__To do__:
Scan the records for lines with the string "this". Say how many there are, and add nothing.

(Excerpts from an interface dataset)
▼▼▼
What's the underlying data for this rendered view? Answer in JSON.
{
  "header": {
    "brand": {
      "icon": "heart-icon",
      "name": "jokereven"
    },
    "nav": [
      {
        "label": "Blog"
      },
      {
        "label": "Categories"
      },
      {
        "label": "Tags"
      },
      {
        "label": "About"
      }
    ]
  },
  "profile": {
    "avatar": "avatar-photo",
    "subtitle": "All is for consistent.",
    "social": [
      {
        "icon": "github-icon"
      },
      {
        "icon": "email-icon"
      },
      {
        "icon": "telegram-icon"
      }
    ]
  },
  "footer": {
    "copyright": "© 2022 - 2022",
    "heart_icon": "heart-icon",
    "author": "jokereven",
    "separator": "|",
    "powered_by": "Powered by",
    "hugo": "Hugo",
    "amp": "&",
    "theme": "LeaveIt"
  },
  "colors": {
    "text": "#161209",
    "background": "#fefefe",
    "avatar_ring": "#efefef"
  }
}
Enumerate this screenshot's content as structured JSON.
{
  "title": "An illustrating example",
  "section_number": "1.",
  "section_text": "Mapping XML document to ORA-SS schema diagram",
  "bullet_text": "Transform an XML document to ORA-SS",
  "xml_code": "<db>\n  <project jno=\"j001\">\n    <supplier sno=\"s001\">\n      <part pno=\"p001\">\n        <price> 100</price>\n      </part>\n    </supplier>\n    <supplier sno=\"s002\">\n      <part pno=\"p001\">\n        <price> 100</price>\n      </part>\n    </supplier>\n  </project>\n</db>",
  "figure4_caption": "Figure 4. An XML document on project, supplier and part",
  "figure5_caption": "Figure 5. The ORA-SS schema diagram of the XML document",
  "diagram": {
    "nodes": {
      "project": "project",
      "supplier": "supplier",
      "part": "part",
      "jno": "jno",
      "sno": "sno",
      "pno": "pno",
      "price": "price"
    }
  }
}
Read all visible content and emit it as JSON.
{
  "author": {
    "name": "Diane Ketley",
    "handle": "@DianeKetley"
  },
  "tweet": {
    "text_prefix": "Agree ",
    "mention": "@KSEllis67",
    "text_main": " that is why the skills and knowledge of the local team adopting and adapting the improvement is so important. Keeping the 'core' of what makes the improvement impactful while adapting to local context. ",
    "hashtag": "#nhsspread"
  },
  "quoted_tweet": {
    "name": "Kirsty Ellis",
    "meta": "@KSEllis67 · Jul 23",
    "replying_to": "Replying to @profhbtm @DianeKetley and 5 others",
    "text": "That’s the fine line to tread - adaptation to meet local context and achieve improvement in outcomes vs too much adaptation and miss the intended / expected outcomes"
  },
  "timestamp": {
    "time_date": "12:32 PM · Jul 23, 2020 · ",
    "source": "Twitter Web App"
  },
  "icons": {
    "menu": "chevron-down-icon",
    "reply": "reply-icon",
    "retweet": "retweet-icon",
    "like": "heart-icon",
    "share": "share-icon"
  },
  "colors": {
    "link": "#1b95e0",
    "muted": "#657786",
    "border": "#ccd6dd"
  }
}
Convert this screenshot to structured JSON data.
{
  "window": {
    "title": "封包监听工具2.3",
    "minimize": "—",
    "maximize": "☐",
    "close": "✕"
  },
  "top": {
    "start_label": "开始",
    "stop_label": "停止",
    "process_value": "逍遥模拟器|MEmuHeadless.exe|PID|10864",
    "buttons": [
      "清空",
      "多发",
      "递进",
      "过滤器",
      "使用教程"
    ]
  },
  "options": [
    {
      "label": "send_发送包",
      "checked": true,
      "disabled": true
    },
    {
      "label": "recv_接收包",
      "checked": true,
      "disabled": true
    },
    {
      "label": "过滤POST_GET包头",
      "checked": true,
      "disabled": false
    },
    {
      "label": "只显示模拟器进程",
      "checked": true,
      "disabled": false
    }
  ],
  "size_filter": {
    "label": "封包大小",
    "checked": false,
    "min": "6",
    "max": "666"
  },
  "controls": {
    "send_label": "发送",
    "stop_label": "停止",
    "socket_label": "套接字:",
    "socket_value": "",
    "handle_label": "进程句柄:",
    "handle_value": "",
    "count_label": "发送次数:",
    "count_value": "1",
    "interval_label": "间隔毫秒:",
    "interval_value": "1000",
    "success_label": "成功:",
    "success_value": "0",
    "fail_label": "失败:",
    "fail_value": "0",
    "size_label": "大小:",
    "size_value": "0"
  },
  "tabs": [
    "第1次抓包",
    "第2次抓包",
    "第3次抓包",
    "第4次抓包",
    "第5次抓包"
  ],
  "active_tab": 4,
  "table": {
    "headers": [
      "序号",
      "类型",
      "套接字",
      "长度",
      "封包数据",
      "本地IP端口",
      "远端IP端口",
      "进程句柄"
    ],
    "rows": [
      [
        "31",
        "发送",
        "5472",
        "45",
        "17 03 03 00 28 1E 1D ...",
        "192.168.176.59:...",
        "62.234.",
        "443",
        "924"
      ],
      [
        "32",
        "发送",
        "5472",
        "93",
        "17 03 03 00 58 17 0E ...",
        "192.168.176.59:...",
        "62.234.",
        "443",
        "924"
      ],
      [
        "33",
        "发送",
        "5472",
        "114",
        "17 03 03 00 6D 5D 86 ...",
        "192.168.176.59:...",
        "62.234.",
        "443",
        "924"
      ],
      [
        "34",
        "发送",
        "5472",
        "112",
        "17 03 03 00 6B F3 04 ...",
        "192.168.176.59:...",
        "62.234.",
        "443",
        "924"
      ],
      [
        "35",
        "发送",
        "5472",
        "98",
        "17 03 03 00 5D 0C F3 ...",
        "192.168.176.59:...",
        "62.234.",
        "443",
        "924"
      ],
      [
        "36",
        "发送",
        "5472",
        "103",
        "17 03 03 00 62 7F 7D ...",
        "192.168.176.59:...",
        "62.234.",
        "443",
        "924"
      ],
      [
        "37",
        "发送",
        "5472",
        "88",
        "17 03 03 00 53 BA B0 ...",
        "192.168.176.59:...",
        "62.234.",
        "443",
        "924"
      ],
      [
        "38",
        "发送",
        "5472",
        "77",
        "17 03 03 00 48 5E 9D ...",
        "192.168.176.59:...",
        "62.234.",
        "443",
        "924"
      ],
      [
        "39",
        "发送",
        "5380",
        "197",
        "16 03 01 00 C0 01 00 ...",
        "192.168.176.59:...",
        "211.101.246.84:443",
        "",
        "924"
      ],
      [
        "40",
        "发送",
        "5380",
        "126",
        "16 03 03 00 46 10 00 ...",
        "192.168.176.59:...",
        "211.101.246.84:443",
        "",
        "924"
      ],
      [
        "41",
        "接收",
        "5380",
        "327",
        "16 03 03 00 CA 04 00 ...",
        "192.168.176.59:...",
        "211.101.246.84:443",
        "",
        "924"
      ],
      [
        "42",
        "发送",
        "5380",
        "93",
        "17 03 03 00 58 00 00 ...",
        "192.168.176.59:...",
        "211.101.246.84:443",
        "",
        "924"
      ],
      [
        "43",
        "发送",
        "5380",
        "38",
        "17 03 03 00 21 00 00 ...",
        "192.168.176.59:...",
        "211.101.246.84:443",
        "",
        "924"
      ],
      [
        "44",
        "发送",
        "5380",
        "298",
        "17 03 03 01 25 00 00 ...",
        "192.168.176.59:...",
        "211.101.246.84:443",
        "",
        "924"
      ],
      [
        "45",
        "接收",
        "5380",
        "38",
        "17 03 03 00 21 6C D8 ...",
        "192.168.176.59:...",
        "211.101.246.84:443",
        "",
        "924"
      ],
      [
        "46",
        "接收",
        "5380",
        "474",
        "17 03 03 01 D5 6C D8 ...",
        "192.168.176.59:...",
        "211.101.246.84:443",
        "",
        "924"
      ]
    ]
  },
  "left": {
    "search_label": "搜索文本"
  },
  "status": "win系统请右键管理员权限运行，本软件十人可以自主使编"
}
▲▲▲
__Answer section__:
3